“Ne di Venere Ne di Marte non si sposa ne si parte!”
Welcome to Part One of a Five-Part Series about le nozze, i matrimoni or, as we say in English, WEDDINGS!
On the board today…
Wedding traditions, in both the US and Italy, date back further than Martha Stewart, Preston Bailey, or theknot.com. But, shhh…don’t tell Martha! Many of the customs we hold so sacred to our ceremonies derived from rather odd sources, and to be quite frank – are rather scary.
For example, did you know
– The word “bride” comes from the old English name for “cook.”
– One “wedding veil” theory dates back to ancient times when pre-arranged marriage couples didn’t meet until the wedding day. To ensure the groom didn’t have second thoughts upon seeing a less attractive bride, the veil was used to cover her face, and thus was not lifted until after the groom had said “I do.”
– The “honeymoon” originated when grooms captured their brides from neighboring towns. The groom anticipated the honeymoon would serve as a “cooling off” period for the bride’s family and all would be forgiven when they returned home.
Ahhh, but, I digress. Italian customs are much more challenging!
In parts of Italy, the groom would meet the bride at her home and walk her to the church. The town residents would watch and present the bride with many challenges to ensure she was an appropriate choice for the groom. For example, if she noticed a broom, picked it up, and put it away, she was considered a good housekeeper. If the couple comforted a crying child, it was predicted they would be good parents. Giving generously to a beggar signified a good heart.

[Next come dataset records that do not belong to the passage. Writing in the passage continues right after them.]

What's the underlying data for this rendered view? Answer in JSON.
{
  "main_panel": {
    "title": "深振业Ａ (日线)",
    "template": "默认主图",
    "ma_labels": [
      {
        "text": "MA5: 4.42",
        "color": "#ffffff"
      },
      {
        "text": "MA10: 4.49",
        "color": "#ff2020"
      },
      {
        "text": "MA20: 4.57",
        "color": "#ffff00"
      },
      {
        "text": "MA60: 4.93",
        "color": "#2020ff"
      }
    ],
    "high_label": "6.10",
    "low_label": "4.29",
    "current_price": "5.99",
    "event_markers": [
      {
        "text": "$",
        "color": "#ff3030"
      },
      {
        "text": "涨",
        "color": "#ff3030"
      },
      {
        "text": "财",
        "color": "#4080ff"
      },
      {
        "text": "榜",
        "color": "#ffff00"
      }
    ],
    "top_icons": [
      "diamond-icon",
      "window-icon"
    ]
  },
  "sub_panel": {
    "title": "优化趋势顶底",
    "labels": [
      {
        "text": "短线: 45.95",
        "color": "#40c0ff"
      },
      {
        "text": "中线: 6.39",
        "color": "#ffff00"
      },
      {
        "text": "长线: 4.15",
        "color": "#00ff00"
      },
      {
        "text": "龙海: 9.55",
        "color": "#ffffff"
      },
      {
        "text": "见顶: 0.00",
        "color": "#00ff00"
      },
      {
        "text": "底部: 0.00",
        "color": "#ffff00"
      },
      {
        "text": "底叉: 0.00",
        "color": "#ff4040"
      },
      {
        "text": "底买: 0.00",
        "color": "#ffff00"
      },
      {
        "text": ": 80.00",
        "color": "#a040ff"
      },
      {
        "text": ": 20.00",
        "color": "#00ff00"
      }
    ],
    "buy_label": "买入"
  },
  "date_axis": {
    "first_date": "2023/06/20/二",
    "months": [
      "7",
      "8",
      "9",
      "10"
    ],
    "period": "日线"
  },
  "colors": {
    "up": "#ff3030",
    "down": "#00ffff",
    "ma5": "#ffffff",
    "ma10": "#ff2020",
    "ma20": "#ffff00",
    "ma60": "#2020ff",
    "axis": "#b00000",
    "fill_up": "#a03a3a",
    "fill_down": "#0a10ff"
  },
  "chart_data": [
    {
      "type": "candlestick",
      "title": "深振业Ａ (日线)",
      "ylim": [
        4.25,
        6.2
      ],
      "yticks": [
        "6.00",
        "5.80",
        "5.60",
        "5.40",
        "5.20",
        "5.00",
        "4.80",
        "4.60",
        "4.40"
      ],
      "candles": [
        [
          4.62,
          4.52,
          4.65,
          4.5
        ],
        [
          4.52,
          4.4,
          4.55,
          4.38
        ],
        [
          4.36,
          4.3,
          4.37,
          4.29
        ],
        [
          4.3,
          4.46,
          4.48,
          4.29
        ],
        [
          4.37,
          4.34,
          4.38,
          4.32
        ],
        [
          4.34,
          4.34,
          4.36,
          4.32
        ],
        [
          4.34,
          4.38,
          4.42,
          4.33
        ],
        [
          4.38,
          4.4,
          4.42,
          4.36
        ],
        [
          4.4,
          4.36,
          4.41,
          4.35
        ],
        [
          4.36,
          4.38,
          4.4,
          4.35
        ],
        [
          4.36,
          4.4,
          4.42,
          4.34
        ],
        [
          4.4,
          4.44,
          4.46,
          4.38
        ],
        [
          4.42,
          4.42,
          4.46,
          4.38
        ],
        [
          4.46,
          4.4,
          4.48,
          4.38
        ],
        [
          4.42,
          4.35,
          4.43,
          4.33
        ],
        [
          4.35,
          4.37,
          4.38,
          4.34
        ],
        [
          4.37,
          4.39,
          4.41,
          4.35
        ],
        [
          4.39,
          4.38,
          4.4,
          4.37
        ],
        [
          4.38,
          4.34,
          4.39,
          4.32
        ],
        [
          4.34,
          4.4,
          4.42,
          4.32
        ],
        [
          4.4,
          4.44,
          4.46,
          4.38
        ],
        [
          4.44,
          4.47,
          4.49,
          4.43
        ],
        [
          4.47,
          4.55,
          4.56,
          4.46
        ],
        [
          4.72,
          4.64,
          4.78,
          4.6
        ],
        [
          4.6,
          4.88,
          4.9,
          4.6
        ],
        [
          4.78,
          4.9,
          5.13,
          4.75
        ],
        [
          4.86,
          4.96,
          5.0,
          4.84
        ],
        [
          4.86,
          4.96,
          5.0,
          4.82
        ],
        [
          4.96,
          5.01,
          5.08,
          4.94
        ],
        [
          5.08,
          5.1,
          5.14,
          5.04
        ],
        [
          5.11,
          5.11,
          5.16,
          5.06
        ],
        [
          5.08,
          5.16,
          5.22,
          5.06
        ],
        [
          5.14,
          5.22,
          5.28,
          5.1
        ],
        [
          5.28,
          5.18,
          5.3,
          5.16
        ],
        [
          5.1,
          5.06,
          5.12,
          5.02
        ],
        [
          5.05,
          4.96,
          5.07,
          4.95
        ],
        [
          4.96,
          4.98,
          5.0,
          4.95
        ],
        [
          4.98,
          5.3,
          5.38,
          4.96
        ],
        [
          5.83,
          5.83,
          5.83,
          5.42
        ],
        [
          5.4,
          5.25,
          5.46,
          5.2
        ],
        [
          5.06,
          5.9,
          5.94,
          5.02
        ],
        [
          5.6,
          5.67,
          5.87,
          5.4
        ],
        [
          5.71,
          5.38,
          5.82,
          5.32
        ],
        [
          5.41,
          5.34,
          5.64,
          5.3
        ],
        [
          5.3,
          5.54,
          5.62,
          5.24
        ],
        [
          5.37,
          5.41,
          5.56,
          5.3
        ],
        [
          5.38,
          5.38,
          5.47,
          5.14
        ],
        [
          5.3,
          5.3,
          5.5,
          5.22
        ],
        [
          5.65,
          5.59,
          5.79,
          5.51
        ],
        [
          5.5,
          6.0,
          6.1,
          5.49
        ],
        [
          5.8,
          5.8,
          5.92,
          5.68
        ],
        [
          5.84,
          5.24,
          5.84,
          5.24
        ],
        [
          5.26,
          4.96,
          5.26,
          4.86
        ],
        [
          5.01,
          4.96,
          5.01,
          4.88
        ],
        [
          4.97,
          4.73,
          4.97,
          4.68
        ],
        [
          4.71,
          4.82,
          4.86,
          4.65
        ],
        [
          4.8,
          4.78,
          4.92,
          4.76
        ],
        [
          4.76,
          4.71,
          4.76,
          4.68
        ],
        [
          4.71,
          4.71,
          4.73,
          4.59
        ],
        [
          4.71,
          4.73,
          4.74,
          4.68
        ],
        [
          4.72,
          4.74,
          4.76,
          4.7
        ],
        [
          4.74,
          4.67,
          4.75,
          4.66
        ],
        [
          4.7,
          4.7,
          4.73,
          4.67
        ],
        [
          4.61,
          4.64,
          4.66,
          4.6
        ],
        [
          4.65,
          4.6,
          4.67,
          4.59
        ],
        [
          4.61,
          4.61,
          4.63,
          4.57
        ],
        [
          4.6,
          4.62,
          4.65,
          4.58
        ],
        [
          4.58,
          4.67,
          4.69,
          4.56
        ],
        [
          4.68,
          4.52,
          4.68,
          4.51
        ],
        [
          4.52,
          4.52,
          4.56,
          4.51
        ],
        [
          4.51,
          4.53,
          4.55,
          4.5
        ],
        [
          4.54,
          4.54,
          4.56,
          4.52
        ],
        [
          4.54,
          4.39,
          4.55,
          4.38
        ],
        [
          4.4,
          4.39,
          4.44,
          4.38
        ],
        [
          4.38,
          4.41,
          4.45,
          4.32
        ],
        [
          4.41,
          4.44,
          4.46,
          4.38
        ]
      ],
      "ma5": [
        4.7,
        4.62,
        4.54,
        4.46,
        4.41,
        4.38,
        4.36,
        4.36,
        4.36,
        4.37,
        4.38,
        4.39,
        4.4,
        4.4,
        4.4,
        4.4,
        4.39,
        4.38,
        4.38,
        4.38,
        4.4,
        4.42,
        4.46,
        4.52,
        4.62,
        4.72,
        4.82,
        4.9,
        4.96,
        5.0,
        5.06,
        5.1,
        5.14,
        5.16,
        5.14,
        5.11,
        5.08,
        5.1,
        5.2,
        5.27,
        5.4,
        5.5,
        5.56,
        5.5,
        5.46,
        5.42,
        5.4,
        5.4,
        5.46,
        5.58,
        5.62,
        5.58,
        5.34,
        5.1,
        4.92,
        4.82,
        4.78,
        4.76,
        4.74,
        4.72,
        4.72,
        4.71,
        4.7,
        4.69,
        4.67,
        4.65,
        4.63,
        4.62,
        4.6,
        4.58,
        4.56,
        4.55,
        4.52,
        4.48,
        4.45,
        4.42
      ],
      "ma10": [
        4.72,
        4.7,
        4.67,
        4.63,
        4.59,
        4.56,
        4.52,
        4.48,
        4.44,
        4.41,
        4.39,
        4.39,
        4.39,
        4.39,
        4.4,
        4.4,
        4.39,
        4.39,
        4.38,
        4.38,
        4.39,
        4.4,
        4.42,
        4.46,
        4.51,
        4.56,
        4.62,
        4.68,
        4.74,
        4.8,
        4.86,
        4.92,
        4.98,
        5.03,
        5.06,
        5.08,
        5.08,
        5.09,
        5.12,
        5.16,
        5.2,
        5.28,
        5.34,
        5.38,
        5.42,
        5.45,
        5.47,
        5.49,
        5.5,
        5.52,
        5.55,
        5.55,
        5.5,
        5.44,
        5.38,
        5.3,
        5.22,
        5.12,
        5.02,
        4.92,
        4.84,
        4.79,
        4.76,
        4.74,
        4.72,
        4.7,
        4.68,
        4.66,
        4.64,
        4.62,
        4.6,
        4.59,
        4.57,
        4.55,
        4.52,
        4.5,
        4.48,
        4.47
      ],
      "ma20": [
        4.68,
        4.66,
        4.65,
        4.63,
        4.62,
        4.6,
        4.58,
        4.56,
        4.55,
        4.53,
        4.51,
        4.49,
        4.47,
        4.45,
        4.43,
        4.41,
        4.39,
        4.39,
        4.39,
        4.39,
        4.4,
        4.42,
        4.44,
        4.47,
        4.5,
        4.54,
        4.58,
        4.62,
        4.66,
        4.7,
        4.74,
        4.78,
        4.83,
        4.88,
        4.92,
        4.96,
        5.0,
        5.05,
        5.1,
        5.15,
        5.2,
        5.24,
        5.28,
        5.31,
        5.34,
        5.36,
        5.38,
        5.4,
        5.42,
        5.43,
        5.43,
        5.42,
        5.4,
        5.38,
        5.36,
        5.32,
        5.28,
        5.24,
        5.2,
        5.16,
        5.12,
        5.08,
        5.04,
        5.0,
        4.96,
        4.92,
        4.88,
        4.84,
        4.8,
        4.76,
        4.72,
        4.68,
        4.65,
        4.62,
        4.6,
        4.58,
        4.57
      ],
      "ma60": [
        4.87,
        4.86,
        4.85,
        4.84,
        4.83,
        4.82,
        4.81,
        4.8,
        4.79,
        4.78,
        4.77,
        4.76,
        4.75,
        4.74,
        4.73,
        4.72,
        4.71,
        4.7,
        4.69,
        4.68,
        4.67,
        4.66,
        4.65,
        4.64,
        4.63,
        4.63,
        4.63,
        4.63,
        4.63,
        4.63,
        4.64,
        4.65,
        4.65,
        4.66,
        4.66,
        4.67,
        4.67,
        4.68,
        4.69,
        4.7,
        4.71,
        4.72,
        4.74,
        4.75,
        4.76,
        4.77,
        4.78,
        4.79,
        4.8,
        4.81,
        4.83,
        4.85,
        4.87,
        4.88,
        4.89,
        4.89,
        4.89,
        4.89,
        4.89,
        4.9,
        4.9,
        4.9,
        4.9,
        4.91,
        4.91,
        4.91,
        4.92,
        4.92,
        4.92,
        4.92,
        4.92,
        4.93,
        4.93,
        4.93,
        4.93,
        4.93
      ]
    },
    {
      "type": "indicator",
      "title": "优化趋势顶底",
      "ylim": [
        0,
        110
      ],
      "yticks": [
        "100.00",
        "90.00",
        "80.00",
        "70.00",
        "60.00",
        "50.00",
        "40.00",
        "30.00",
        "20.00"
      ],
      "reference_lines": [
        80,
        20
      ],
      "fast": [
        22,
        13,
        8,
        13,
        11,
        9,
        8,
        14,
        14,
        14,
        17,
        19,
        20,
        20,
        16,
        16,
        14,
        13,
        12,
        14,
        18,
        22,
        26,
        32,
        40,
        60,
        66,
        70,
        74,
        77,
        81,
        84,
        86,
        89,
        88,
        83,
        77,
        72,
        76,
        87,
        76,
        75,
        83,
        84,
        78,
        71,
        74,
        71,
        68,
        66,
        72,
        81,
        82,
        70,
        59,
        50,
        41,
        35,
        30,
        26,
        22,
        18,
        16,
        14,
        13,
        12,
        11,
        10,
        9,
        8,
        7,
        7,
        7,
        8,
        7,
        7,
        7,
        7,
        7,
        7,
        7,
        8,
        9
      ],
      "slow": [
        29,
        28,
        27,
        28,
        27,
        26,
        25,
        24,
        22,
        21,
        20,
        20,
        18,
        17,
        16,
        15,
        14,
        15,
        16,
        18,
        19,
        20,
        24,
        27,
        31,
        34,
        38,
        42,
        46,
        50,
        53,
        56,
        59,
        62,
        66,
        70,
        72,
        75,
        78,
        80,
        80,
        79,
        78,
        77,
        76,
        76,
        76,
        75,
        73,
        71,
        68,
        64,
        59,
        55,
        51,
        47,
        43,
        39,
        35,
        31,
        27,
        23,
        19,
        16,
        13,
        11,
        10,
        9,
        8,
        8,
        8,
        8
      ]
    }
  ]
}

As if trying to convince the town people you are a suitable couple isn’t hard enough, you also had to fight off the evil eye. Legend called for the groom to carry a small piece of iron in his pocket to ward off the malocchio, since his happiness could provoke jealousy and invite supernatural danger.
Particularly in Northern Italy, the groom would carry the bouquet of flowers to the Wedding Mass. The color and style of the bouquet was supposed to be a surprise, and signified a present from the groom’s family to the bride. Nowadays, you’d be hard pressed to find a bride who didn’t want to choose her own flowers, and who would let her honey-to-be choose the colors.
Throughout Southern Italy, the bridal couple would shatter a vase into many pieces at the conclusion of the wedding day. The number of pieces represented the number of years they would be happily married. Let’s hope that vase doesn’t just break in half, or a superstitious couple might find themselves in a less-than-celebratory mood on their wedding night.
Candy-covered almonds, or confetti, were once tied in mesh bags and tossed at the couple to ensure a fruitful marriage. Today, bags or boxes are filled with the candied almonds and presented to guests signifying “the bitter and the sweet” sides of marriage. The number of almonds should be an odd number, preferably five or seven, both of which are good-luck numbers.
Like the bride’s bouquet toss and the couple’s first dance in the states, several Italian customs are still honored today. At some weddings, the best man cuts the groom’s tie into small pieces and “sells” them to guests. The proceeds are given to the couple to help pay for the wedding band. Many Italian grooms now carry an additional, less expensive tie in anticipation of this tradition.
Italians love food, and thus, it serves as focal point of the festivities. Guests often enjoy (or sometimes not so much) two or three servings of appetizers, two of three courses of pasta dishes, and two or three servings of meat or fish dishes, sorbet, fruit, and desserts. In ancient Rome, a loaf of wheat bread was broken over the heads of the bride and groom to ensure a fertile and fulfilling life…and guests would munch on the crumbs. How, after 11 plus courses a guest could munch down on bread is beyond imagination. But, since you wouldn’t find a bride who would let someone throw stale bread into her perfectly manicured head, this tradition should no longer be a problem.
Wedding traditions and customs will continue to be as varied as cake fillings and color choices, flower petals and stationary options, but one thing remains steady. And, what is that? Come back next week to find out!